## WHAT IS BEING ASKED
Set out the records again, keeping every word as it is.

## DATA IN THIS EXERCISE
++++++++++

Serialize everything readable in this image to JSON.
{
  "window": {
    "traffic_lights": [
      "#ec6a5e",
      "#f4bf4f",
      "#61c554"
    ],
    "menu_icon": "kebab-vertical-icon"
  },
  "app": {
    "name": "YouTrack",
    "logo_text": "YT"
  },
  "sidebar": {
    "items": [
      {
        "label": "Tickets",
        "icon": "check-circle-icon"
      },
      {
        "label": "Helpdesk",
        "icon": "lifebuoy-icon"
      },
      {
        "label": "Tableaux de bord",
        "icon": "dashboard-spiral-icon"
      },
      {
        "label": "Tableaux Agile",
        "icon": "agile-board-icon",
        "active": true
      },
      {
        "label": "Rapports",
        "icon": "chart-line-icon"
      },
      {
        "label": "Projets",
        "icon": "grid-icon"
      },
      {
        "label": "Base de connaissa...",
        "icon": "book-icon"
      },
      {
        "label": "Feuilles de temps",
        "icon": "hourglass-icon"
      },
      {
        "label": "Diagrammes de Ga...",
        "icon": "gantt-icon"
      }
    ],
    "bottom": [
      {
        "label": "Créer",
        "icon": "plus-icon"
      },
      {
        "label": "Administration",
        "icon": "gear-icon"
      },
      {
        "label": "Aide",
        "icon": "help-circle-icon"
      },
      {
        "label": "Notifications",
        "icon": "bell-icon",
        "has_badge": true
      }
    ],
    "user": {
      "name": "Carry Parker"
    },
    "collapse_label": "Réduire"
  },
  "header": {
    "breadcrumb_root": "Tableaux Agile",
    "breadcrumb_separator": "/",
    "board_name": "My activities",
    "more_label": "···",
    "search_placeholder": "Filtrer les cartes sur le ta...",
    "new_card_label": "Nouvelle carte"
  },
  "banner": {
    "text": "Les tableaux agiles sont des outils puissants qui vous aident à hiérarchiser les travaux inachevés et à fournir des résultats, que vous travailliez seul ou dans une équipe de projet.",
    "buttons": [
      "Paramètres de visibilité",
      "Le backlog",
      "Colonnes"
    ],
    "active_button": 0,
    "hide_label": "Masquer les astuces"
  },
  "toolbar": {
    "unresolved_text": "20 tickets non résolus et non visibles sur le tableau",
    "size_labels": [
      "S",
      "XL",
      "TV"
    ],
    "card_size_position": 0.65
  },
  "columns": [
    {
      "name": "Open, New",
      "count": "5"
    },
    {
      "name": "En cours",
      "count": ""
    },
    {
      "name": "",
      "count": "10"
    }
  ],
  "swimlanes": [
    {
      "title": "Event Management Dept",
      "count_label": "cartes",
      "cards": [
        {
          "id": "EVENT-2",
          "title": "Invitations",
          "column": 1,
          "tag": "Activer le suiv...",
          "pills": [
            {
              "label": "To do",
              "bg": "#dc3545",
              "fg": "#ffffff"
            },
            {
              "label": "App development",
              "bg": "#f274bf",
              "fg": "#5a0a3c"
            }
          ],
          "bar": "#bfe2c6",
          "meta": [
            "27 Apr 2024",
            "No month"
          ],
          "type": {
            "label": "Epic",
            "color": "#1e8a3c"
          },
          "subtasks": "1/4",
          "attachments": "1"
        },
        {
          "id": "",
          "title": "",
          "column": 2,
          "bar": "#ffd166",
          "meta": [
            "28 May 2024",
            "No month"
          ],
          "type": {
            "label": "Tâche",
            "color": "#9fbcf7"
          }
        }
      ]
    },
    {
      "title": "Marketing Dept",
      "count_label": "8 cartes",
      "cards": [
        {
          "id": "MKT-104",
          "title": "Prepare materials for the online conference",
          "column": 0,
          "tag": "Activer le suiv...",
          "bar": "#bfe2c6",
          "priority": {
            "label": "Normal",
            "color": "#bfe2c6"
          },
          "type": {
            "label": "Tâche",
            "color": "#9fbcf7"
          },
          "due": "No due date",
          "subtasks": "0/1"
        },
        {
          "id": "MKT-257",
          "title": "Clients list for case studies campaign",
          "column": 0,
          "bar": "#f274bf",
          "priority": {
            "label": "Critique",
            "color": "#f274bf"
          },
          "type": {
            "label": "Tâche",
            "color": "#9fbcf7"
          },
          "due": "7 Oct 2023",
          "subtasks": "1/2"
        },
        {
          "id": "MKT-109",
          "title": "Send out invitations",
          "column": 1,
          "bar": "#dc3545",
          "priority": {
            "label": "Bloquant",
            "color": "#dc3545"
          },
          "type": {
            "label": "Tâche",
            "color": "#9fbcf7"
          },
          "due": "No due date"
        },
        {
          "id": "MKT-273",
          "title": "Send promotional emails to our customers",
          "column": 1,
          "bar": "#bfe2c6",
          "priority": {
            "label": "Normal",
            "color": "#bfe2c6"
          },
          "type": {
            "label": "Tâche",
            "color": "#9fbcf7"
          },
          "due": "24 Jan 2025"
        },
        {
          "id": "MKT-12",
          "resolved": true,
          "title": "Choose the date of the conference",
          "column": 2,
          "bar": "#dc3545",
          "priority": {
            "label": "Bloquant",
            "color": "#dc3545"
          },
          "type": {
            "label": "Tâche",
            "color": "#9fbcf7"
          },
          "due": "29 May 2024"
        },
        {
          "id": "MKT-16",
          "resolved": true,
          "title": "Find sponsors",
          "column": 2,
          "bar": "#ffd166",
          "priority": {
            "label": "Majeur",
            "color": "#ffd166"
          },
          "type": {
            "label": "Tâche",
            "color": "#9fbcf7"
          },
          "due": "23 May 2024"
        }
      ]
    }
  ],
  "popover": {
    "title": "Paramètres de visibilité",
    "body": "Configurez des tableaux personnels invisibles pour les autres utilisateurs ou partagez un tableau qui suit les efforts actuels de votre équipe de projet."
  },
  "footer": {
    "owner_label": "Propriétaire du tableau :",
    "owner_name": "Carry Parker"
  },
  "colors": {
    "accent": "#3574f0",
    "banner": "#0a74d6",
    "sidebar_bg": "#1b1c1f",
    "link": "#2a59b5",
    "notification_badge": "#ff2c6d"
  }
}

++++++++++

## RESPONSE AREA
Serialize everything readable in this image to JSON.
{
  "window": {
    "traffic_lights": [
      "#ec6a5e",
      "#f4bf4f",
      "#61c554"
    ],
    "menu_icon": "kebab-vertical-icon"
  },
  "app": {
    "name": "YouTrack",
    "logo_text": "YT"
  },
  "sidebar": {
    "items": [
      {
        "label": "Tickets",
        "icon": "check-circle-icon"
      },
      {
        "label": "Helpdesk",
        "icon": "lifebuoy-icon"
      },
      {
        "label": "Tableaux de bord",
        "icon": "dashboard-spiral-icon"
      },
      {
        "label": "Tableaux Agile",
        "icon": "agile-board-icon",
        "active": true
      },
      {
        "label": "Rapports",
        "icon": "chart-line-icon"
      },
      {
        "label": "Projets",
        "icon": "grid-icon"
      },
      {
        "label": "Base de connaissa...",
        "icon": "book-icon"
      },
      {
        "label": "Feuilles de temps",
        "icon": "hourglass-icon"
      },
      {
        "label": "Diagrammes de Ga...",
        "icon": "gantt-icon"
      }
    ],
    "bottom": [
      {
        "label": "Créer",
        "icon": "plus-icon"
      },
      {
        "label": "Administration",
        "icon": "gear-icon"
      },
      {
        "label": "Aide",
        "icon": "help-circle-icon"
      },
      {
        "label": "Notifications",
        "icon": "bell-icon",
        "has_badge": true
      }
    ],
    "user": {
      "name": "Carry Parker"
    },
    "collapse_label": "Réduire"
  },
  "header": {
    "breadcrumb_root": "Tableaux Agile",
    "breadcrumb_separator": "/",
    "board_name": "My activities",
    "more_label": "···",
    "search_placeholder": "Filtrer les cartes sur le ta...",
    "new_card_label": "Nouvelle carte"
  },
  "banner": {
    "text": "Les tableaux agiles sont des outils puissants qui vous aident à hiérarchiser les travaux inachevés et à fournir des résultats, que vous travailliez seul ou dans une équipe de projet.",
    "buttons": [
      "Paramètres de visibilité",
      "Le backlog",
      "Colonnes"
    ],
    "active_button": 0,
    "hide_label": "Masquer les astuces"
  },
  "toolbar": {
    "unresolved_text": "20 tickets non résolus et non visibles sur le tableau",
    "size_labels": [
      "S",
      "XL",
      "TV"
    ],
    "card_size_position": 0.65
  },
  "columns": [
    {
      "name": "Open, New",
      "count": "5"
    },
    {
      "name": "En cours",
      "count": ""
    },
    {
      "name": "",
      "count": "10"
    }
  ],
  "swimlanes": [
    {
      "title": "Event Management Dept",
      "count_label": "cartes",
      "cards": [
        {
          "id": "EVENT-2",
          "title": "Invitations",
          "column": 1,
          "tag": "Activer le suiv...",
          "pills": [
            {
              "label": "To do",
              "bg": "#dc3545",
              "fg": "#ffffff"
            },
            {
              "label": "App development",
              "bg": "#f274bf",
              "fg": "#5a0a3c"
            }
          ],
          "bar": "#bfe2c6",
          "meta": [
            "27 Apr 2024",
            "No month"
          ],
          "type": {
            "label": "Epic",
            "color": "#1e8a3c"
          },
          "subtasks": "1/4",
          "attachments": "1"
        },
        {
          "id": "",
          "title": "",
          "column": 2,
          "bar": "#ffd166",
          "meta": [
            "28 May 2024",
            "No month"
          ],
          "type": {
            "label": "Tâche",
            "color": "#9fbcf7"
          }
        }
      ]
    },
    {
      "title": "Marketing Dept",
      "count_label": "8 cartes",
      "cards": [
        {
          "id": "MKT-104",
          "title": "Prepare materials for the online conference",
          "column": 0,
          "tag": "Activer le suiv...",
          "bar": "#bfe2c6",
          "priority": {
            "label": "Normal",
            "color": "#bfe2c6"
          },
          "type": {
            "label": "Tâche",
            "color": "#9fbcf7"
          },
          "due": "No due date",
          "subtasks": "0/1"
        },
        {
          "id": "MKT-257",
          "title": "Clients list for case studies campaign",
          "column": 0,
          "bar": "#f274bf",
          "priority": {
            "label": "Critique",
            "color": "#f274bf"
          },
          "type": {
            "label": "Tâche",
            "color": "#9fbcf7"
          },
          "due": "7 Oct 2023",
          "subtasks": "1/2"
        },
        {
          "id": "MKT-109",
          "title": "Send out invitations",
          "column": 1,
          "bar": "#dc3545",
          "priority": {
            "label": "Bloquant",
            "color": "#dc3545"
          },
          "type": {
            "label": "Tâche",
            "color": "#9fbcf7"
          },
          "due": "No due date"
        },
        {
          "id": "MKT-273",
          "title": "Send promotional emails to our customers",
          "column": 1,
          "bar": "#bfe2c6",
          "priority": {
            "label": "Normal",
            "color": "#bfe2c6"
          },
          "type": {
            "label": "Tâche",
            "color": "#9fbcf7"
          },
          "due": "24 Jan 2025"
        },
        {
          "id": "MKT-12",
          "resolved": true,
          "title": "Choose the date of the conference",
          "column": 2,
          "bar": "#dc3545",
          "priority": {
            "label": "Bloquant",
            "color": "#dc3545"
          },
          "type": {
            "label": "Tâche",
            "color": "#9fbcf7"
          },
          "due": "29 May 2024"
        },
        {
          "id": "MKT-16",
          "resolved": true,
          "title": "Find sponsors",
          "column": 2,
          "bar": "#ffd166",
          "priority": {
            "label": "Majeur",
            "color": "#ffd166"
          },
          "type": {
            "label": "Tâche",
            "color": "#9fbcf7"
          },
          "due": "23 May 2024"
        }
      ]
    }
  ],
  "popover": {
    "title": "Paramètres de visibilité",
    "body": "Configurez des tableaux personnels invisibles pour les autres utilisateurs ou partagez un tableau qui suit les efforts actuels de votre équipe de projet."
  },
  "footer": {
    "owner_label": "Propriétaire du tableau :",
    "owner_name": "Carry Parker"
  },
  "colors": {
    "accent": "#3574f0",
    "banner": "#0a74d6",
    "sidebar_bg": "#1b1c1f",
    "link": "#2a59b5",
    "notification_badge": "#ff2c6d"
  }
}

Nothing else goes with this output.